Hurd is a former running back and he shows it as a runner after the catch. Only problem for defenders however is that he’s not only running with the ball with the skill of a back, but he’s also 6-foot-5 and nearly 230 lbs. On top of that, as a receiver, Hurd shows natural instincts with his hands catching the football and as a route runner. He instinctively gets an excellent release and creates easy separation off the line of scrimmage. Considering that he’s only played wideout for one season, he seems rather advanced for the position. Don’t be surprised if he quickly moves up the depth chart in San Francisco.
| Hunter Renfrow | Oakland Raiders | Round 5, Pick 11 |
With all the new weapons that the Raiders have, as it stood entering the draft, they did not have a starting slot receiver or even a legitimate threat to handle the underneath routes. Renfrow may not be highly drafted, but he has an extensive collegiate resume of production (just ask Alabama fans in the season finale of the last four seasons). Imagine that the Raiders just got themselves Cole Beasley , only there is also no competition for him in the slot or any competent tight end to threaten his over-the-middle looks. Wouldn’t be surprised if he were a high-volume PPR option.
| T.J. Hockenson | Detroit Lions | Round 1, Pick 8 |
Love the player and love the landing spot. While the Lions have already recently been burned by a top-10 tight end (Eric Ebron 2014), this time around they managed to get not only an incredibly safe prospect, but also the most talented offensive player in the draft. Hockenson possesses Jason Witten ’s blocking, leadership qualities, and ability to get open, while after the catch his play style harks back to prime Jeremy Shockey. With Detroit’s average-at-best arsenal of offensive weapons, don’t be surprised if Hockenson quickly becomes a go-to target for Matthew Stafford .
| Noah Fant | Denver Broncos | Round 1, Pick 20 |
Fant – while less polished and more of a finesse player than Hockenson – is considered to be the higher ceiling receiving prospect of the two talented Iowa tight ends. He has plenty of size and more than enough athleticism to serve as a unique weapon and matchup piece in the red zone. The problem with Fant is that he’s not yet an NFL level blocker, which may stunt his ability to play a large percentage of snaps at the tight end position. Early on, Fant may have to be relegated to a specialty package player, most often lining up as a “big slot” within the Broncos offense. Either way, he will contribute as a rookie, however it just may take a few weeks for him to develop a knack for blocking at the NFL level.
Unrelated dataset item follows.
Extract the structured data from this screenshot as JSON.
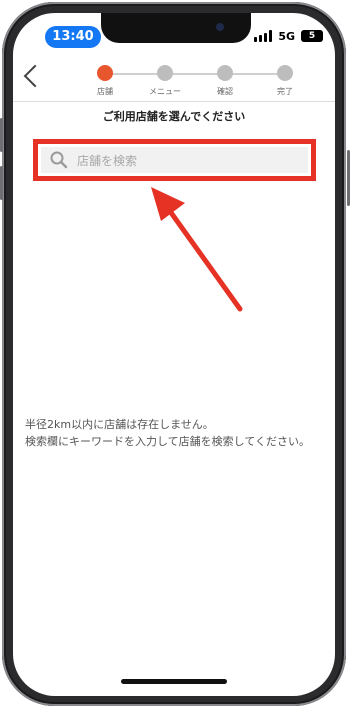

| Josh Oliver | Jacksonville Jaguars | Round 3, Pick 5 |
Oliver is an underrated athlete, especially for the position, while his skill-set also usually goes unrecognized, despite being the best playmaker on his college offense. This should change, as he joins the Jaguars as their most talented tight end, despite the fact that they just paid Geoff Swaim this offseason. His underwhelming ability as a blocker may prevent Oliver from starting right out of the gates, but the offensive coaching staff would be dumb if they didn’t draw up specific plays to get him the ball early on this season. He’s certainly a sleeper to keep an eye on, as Oliver is rarely discussed among NFL fans, but may end up getting starting reps before 2019 is all said and done.
| Jace Sternberger | Green Bay Packers | Round 3, Pick 12 |
Yes, the Packers still have Jimmy Graham , and yes, we tend to overrate how much Aaron Rodgers really likes his tight ends, but adding a rookie to learn from Graham can’t be a bad thing, that’s for sure. At this point, it is fair to worry about potential production from an Aaron Rodgers tight end, let alone a rookie, but Sternberger’s mismatch ability against slot corners should give him added value to the playbook. He can play as the “big slot” and not miss a beat, which should help him stay on the field more than his mediocre blocking skills will.